▶ _DESCRIPTION OF THE TASK_:
Without including the pictures, copy each line below exactly as it reads.

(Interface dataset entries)
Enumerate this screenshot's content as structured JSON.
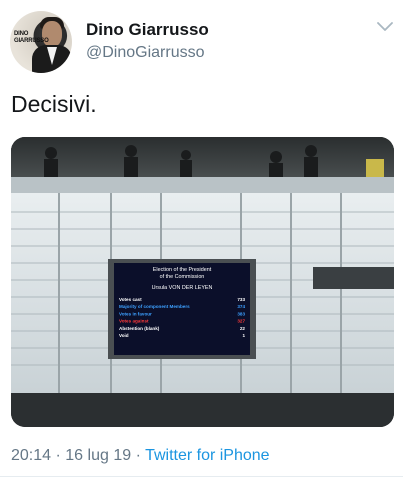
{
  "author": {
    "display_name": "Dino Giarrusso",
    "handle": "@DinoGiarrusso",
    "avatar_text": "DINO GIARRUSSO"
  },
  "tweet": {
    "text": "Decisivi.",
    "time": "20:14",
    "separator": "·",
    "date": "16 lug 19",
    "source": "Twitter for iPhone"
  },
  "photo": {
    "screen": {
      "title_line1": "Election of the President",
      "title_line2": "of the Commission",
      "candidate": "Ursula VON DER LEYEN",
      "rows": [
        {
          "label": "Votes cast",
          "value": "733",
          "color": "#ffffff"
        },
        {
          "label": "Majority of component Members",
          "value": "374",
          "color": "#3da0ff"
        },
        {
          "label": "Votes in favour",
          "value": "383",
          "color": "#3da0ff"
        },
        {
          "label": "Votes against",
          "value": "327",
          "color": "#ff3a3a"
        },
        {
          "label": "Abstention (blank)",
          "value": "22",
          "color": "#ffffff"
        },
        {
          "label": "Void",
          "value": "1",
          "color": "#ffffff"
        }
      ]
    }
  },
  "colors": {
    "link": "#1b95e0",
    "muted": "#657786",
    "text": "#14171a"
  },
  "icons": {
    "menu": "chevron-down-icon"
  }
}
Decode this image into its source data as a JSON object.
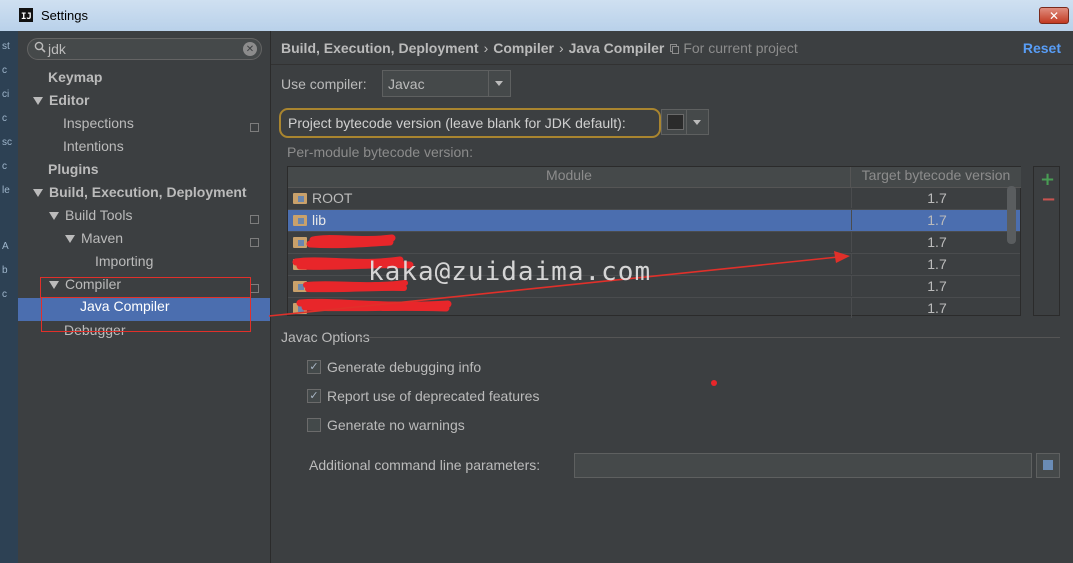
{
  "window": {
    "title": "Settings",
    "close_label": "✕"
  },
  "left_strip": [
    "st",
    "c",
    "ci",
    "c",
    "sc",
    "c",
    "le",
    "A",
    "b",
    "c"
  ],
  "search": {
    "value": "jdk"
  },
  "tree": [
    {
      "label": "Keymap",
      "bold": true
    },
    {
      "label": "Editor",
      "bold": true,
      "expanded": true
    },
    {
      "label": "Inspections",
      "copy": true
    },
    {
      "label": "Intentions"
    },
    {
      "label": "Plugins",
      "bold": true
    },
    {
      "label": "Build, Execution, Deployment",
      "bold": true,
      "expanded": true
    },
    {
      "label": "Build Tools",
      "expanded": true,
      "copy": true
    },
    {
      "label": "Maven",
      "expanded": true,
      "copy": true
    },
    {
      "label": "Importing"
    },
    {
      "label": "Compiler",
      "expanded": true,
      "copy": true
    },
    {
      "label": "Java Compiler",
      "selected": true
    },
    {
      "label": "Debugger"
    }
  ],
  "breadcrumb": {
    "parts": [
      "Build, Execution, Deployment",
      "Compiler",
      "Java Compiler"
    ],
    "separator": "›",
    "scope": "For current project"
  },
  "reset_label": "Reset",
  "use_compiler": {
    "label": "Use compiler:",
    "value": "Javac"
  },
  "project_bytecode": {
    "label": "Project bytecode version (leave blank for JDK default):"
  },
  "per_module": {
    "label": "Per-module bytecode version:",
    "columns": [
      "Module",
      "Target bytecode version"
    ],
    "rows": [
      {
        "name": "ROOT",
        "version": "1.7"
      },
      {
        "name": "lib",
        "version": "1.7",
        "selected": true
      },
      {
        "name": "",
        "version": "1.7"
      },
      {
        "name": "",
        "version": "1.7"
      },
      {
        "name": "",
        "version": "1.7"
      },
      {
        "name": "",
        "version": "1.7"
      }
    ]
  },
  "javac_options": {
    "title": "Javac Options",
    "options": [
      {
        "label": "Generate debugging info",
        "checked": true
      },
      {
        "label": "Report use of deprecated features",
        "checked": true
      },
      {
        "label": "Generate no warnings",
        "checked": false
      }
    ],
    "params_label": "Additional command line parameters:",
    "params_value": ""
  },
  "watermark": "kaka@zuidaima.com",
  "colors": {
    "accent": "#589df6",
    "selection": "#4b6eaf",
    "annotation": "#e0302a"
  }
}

▶ _TASK RESULT_:
Enumerate this screenshot's content as structured JSON.
{
  "author": {
    "display_name": "Dino Giarrusso",
    "handle": "@DinoGiarrusso",
    "avatar_text": "DINO GIARRUSSO"
  },
  "tweet": {
    "text": "Decisivi.",
    "time": "20:14",
    "separator": "·",
    "date": "16 lug 19",
    "source": "Twitter for iPhone"
  },
  "photo": {
    "screen": {
      "title_line1": "Election of the President",
      "title_line2": "of the Commission",
      "candidate": "Ursula VON DER LEYEN",
      "rows": [
        {
          "label": "Votes cast",
          "value": "733",
          "color": "#ffffff"
        },
        {
          "label": "Majority of component Members",
          "value": "374",
          "color": "#3da0ff"
        },
        {
          "label": "Votes in favour",
          "value": "383",
          "color": "#3da0ff"
        },
        {
          "label": "Votes against",
          "value": "327",
          "color": "#ff3a3a"
        },
        {
          "label": "Abstention (blank)",
          "value": "22",
          "color": "#ffffff"
        },
        {
          "label": "Void",
          "value": "1",
          "color": "#ffffff"
        }
      ]
    }
  },
  "colors": {
    "link": "#1b95e0",
    "muted": "#657786",
    "text": "#14171a"
  },
  "icons": {
    "menu": "chevron-down-icon"
  }
}
Decode this image into its source data as a JSON object.
{
  "window": {
    "title": "Settings",
    "close_label": "✕"
  },
  "left_strip": [
    "st",
    "c",
    "ci",
    "c",
    "sc",
    "c",
    "le",
    "A",
    "b",
    "c"
  ],
  "search": {
    "value": "jdk"
  },
  "tree": [
    {
      "label": "Keymap",
      "bold": true
    },
    {
      "label": "Editor",
      "bold": true,
      "expanded": true
    },
    {
      "label": "Inspections",
      "copy": true
    },
    {
      "label": "Intentions"
    },
    {
      "label": "Plugins",
      "bold": true
    },
    {
      "label": "Build, Execution, Deployment",
      "bold": true,
      "expanded": true
    },
    {
      "label": "Build Tools",
      "expanded": true,
      "copy": true
    },
    {
      "label": "Maven",
      "expanded": true,
      "copy": true
    },
    {
      "label": "Importing"
    },
    {
      "label": "Compiler",
      "expanded": true,
      "copy": true
    },
    {
      "label": "Java Compiler",
      "selected": true
    },
    {
      "label": "Debugger"
    }
  ],
  "breadcrumb": {
    "parts": [
      "Build, Execution, Deployment",
      "Compiler",
      "Java Compiler"
    ],
    "separator": "›",
    "scope": "For current project"
  },
  "reset_label": "Reset",
  "use_compiler": {
    "label": "Use compiler:",
    "value": "Javac"
  },
  "project_bytecode": {
    "label": "Project bytecode version (leave blank for JDK default):"
  },
  "per_module": {
    "label": "Per-module bytecode version:",
    "columns": [
      "Module",
      "Target bytecode version"
    ],
    "rows": [
      {
        "name": "ROOT",
        "version": "1.7"
      },
      {
        "name": "lib",
        "version": "1.7",
        "selected": true
      },
      {
        "name": "",
        "version": "1.7"
      },
      {
        "name": "",
        "version": "1.7"
      },
      {
        "name": "",
        "version": "1.7"
      },
      {
        "name": "",
        "version": "1.7"
      }
    ]
  },
  "javac_options": {
    "title": "Javac Options",
    "options": [
      {
        "label": "Generate debugging info",
        "checked": true
      },
      {
        "label": "Report use of deprecated features",
        "checked": true
      },
      {
        "label": "Generate no warnings",
        "checked": false
      }
    ],
    "params_label": "Additional command line parameters:",
    "params_value": ""
  },
  "watermark": "kaka@zuidaima.com",
  "colors": {
    "accent": "#589df6",
    "selection": "#4b6eaf",
    "annotation": "#e0302a"
  }
}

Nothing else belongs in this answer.